**Work item**
Look through the listing below, find every line with the string "true", and copy it.

(Beginning of Exercise data)

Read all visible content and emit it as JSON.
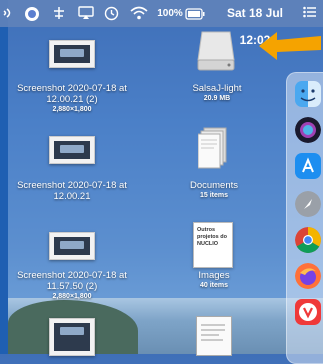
{
  "menubar": {
    "battery_percent": "100%",
    "date_time": "Sat 18 Jul 12:02"
  },
  "desktop": {
    "items": [
      {
        "label_line1": "Screenshot 2020-07-18 at",
        "label_line2": "12.00.21 (2)",
        "sub": "2,880×1,800"
      },
      {
        "label_line1": "SalsaJ-light",
        "sub": "20.9 MB"
      },
      {
        "label_line1": "Screenshot 2020-07-18 at",
        "label_line2": "12.00.21"
      },
      {
        "label_line1": "Documents",
        "sub": "15 items"
      },
      {
        "label_line1": "Screenshot 2020-07-18 at",
        "label_line2": "11.57.50 (2)",
        "sub": "2,880×1,800"
      },
      {
        "label_line1": "Images",
        "sub": "40 items",
        "doc_text": "Outros projetos do NUCLIO"
      }
    ]
  },
  "dock": {
    "icons": [
      "finder-icon",
      "siri-icon",
      "app-store-icon",
      "launchpad-icon",
      "chrome-icon",
      "firefox-icon",
      "vivaldi-icon"
    ]
  },
  "colors": {
    "arrow": "#f5a300",
    "accent": "#1f5fb2"
  }
}
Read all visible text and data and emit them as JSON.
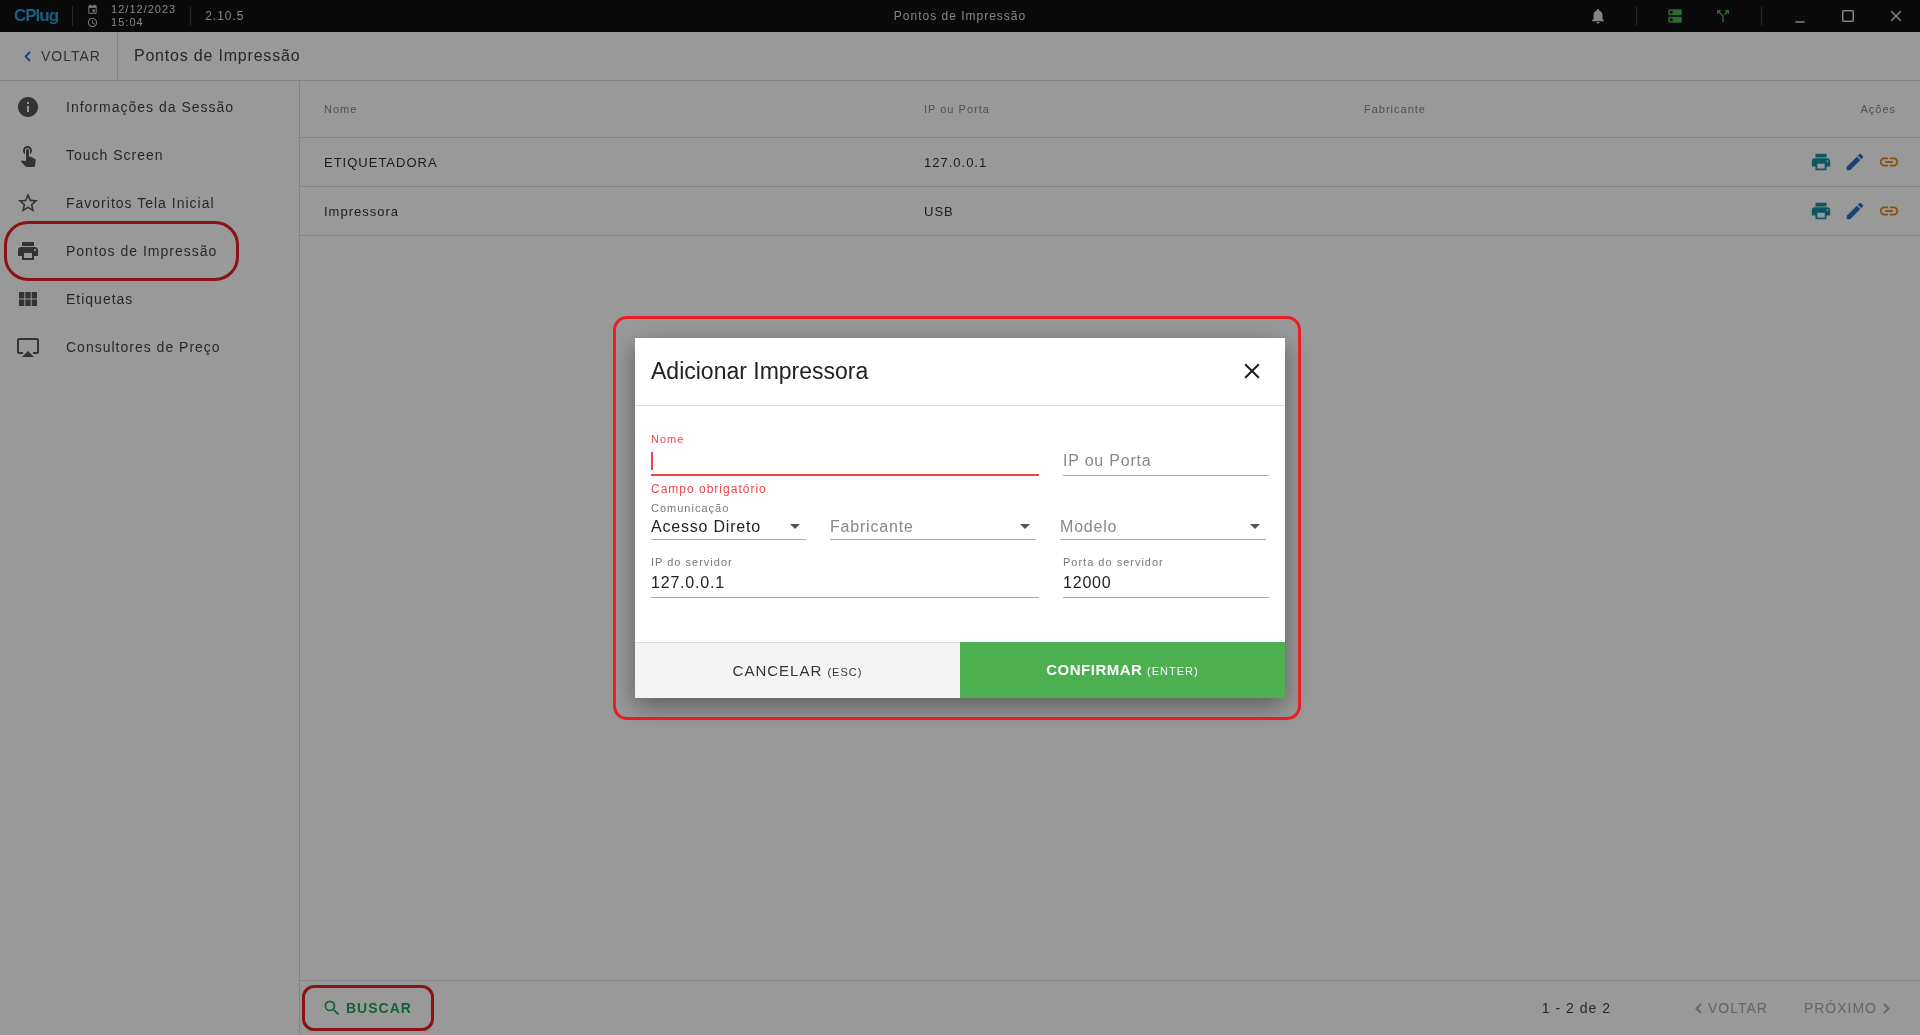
{
  "title_bar": {
    "logo": "CPlug",
    "date": "12/12/2023",
    "time": "15:04",
    "version": "2.10.5",
    "title": "Pontos de Impressão"
  },
  "header": {
    "back": "VOLTAR",
    "title": "Pontos de Impressão"
  },
  "sidebar": {
    "items": [
      {
        "label": "Informações da Sessão",
        "highlighted": false
      },
      {
        "label": "Touch Screen",
        "highlighted": false
      },
      {
        "label": "Favoritos Tela Inicial",
        "highlighted": false
      },
      {
        "label": "Pontos de Impressão",
        "highlighted": true
      },
      {
        "label": "Etiquetas",
        "highlighted": false
      },
      {
        "label": "Consultores de Preço",
        "highlighted": false
      }
    ]
  },
  "table": {
    "columns": [
      "Nome",
      "IP ou Porta",
      "Fabricante",
      "Ações"
    ],
    "rows": [
      {
        "cells": [
          "ETIQUETADORA",
          "127.0.0.1"
        ]
      },
      {
        "cells": [
          "Impressora",
          "USB"
        ]
      }
    ]
  },
  "footer": {
    "search": {
      "label": "BUSCAR",
      "highlighted": true
    },
    "range": "1 - 2 de 2",
    "prev": {
      "label": "VOLTAR",
      "disabled": true
    },
    "next": {
      "label": "PRÓXIMO",
      "disabled": true
    }
  },
  "dialog": {
    "title": "Adicionar Impressora",
    "highlighted": true,
    "name_field": {
      "label": "Nome",
      "error": "Campo obrigatório",
      "invalid": true
    },
    "ip_field": {
      "placeholder": "IP ou Porta"
    },
    "selects": [
      {
        "label": "Comunicação",
        "value": "Acesso Direto"
      },
      {
        "placeholder": "Fabricante"
      },
      {
        "placeholder": "Modelo"
      }
    ],
    "server_ip": {
      "label": "IP do servidor",
      "value": "127.0.0.1"
    },
    "server_port": {
      "label": "Porta do servidor",
      "value": "12000"
    },
    "cancel": {
      "label": "CANCELAR",
      "hint": "(ESC)"
    },
    "confirm": {
      "label": "CONFIRMAR",
      "hint": "(ENTER)"
    }
  }
}
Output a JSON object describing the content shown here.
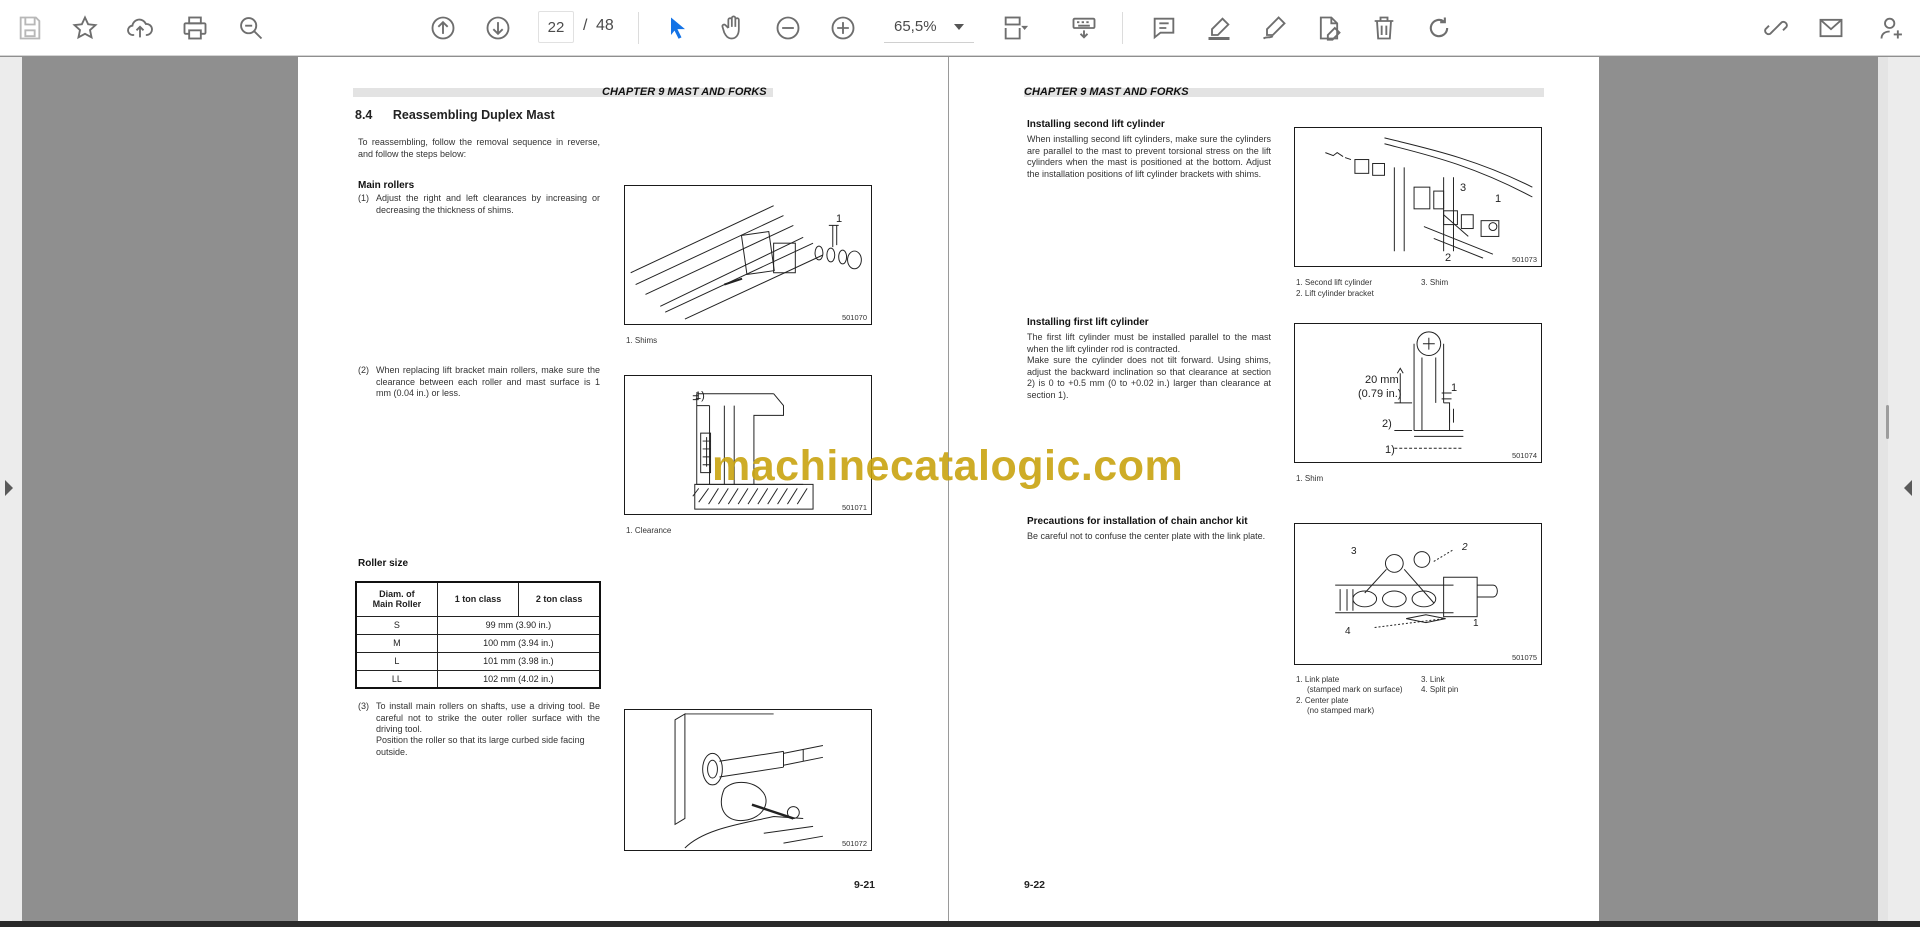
{
  "toolbar": {
    "icons": [
      "save-icon",
      "star-icon",
      "upload-icon",
      "print-icon",
      "zoom-out-search-icon",
      "arrow-up-icon",
      "arrow-down-icon",
      "select-cursor-icon",
      "hand-icon",
      "minus-icon",
      "plus-icon",
      "crop-icon",
      "keyboard-icon",
      "comment-icon",
      "highlight-icon",
      "draw-icon",
      "edit-icon",
      "delete-icon",
      "redo-icon",
      "link-icon",
      "mail-icon",
      "add-user-icon"
    ],
    "page_current": "22",
    "page_separator": "/",
    "page_total": "48",
    "zoom": "65,5%"
  },
  "left_page": {
    "chapter": "CHAPTER 9 MAST AND FORKS",
    "section_number": "8.4",
    "section_title": "Reassembling Duplex Mast",
    "intro": "To reassembling, follow the removal sequence in reverse, and follow the steps below:",
    "main_rollers_heading": "Main rollers",
    "step1_num": "(1)",
    "step1": "Adjust the right and left clearances by increasing or decreasing the thickness of shims.",
    "fig1_id": "501070",
    "fig1_label": "1",
    "fig1_caption": "1.  Shims",
    "step2_num": "(2)",
    "step2": "When replacing lift bracket main rollers, make sure the clearance between each roller and mast surface is 1 mm (0.04 in.) or less.",
    "fig2_id": "501071",
    "fig2_label": "1)",
    "fig2_caption": "1.  Clearance",
    "roller_size_heading": "Roller size",
    "table": {
      "headers": [
        "Diam. of",
        "Main Roller",
        "1 ton class",
        "2 ton class"
      ],
      "rows": [
        {
          "size": "S",
          "value": "99 mm (3.90 in.)"
        },
        {
          "size": "M",
          "value": "100 mm (3.94 in.)"
        },
        {
          "size": "L",
          "value": "101 mm (3.98 in.)"
        },
        {
          "size": "LL",
          "value": "102 mm (4.02 in.)"
        }
      ]
    },
    "step3_num": "(3)",
    "step3": "To install main rollers on shafts, use a driving tool. Be careful not to strike the outer roller surface with the driving tool.",
    "step3b": "Position the roller so that its large curbed side facing outside.",
    "fig3_id": "501072",
    "page_number": "9-21"
  },
  "right_page": {
    "chapter": "CHAPTER 9 MAST AND FORKS",
    "second_cyl_heading": "Installing second lift cylinder",
    "second_cyl_text": "When installing second lift cylinders, make sure the cylinders are parallel to the mast to prevent torsional stress on the lift cylinders when the mast is positioned at the bottom. Adjust the installation positions of lift cylinder brackets with shims.",
    "fig4_id": "501073",
    "fig4_labels": [
      "3",
      "1",
      "2"
    ],
    "fig4_caption_1": "1.  Second lift cylinder",
    "fig4_caption_2": "2.  Lift cylinder bracket",
    "fig4_caption_3": "3.  Shim",
    "first_cyl_heading": "Installing first lift cylinder",
    "first_cyl_text_1": "The first lift cylinder must be installed parallel to the mast when the lift cylinder rod is contracted.",
    "first_cyl_text_2": "Make sure the cylinder does not tilt forward. Using shims, adjust the backward inclination so that clearance at section 2) is 0 to +0.5 mm (0 to +0.02 in.) larger than clearance at section 1).",
    "fig5_id": "501074",
    "fig5_dim_1": "20 mm",
    "fig5_dim_2": "(0.79 in.)",
    "fig5_label_1": "1",
    "fig5_label_2": "2)",
    "fig5_label_3": "1)",
    "fig5_caption": "1.  Shim",
    "chain_heading": "Precautions for installation of chain anchor kit",
    "chain_text": "Be careful not to confuse the center plate with the link plate.",
    "fig6_id": "501075",
    "fig6_labels": [
      "3",
      "2",
      "4",
      "1"
    ],
    "fig6_caption_1": "1.  Link plate",
    "fig6_caption_1b": "(stamped mark on surface)",
    "fig6_caption_2": "2.  Center plate",
    "fig6_caption_2b": "(no stamped mark)",
    "fig6_caption_3": "3.  Link",
    "fig6_caption_4": "4.  Split pin",
    "page_number": "9-22"
  },
  "watermark": "machinecatalogic.com"
}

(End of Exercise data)

**Answer to the exercise**
        "highlighted": true
      "highlighted": true
      "disabled": true
      "disabled": true
    "highlighted": true,
      "invalid": true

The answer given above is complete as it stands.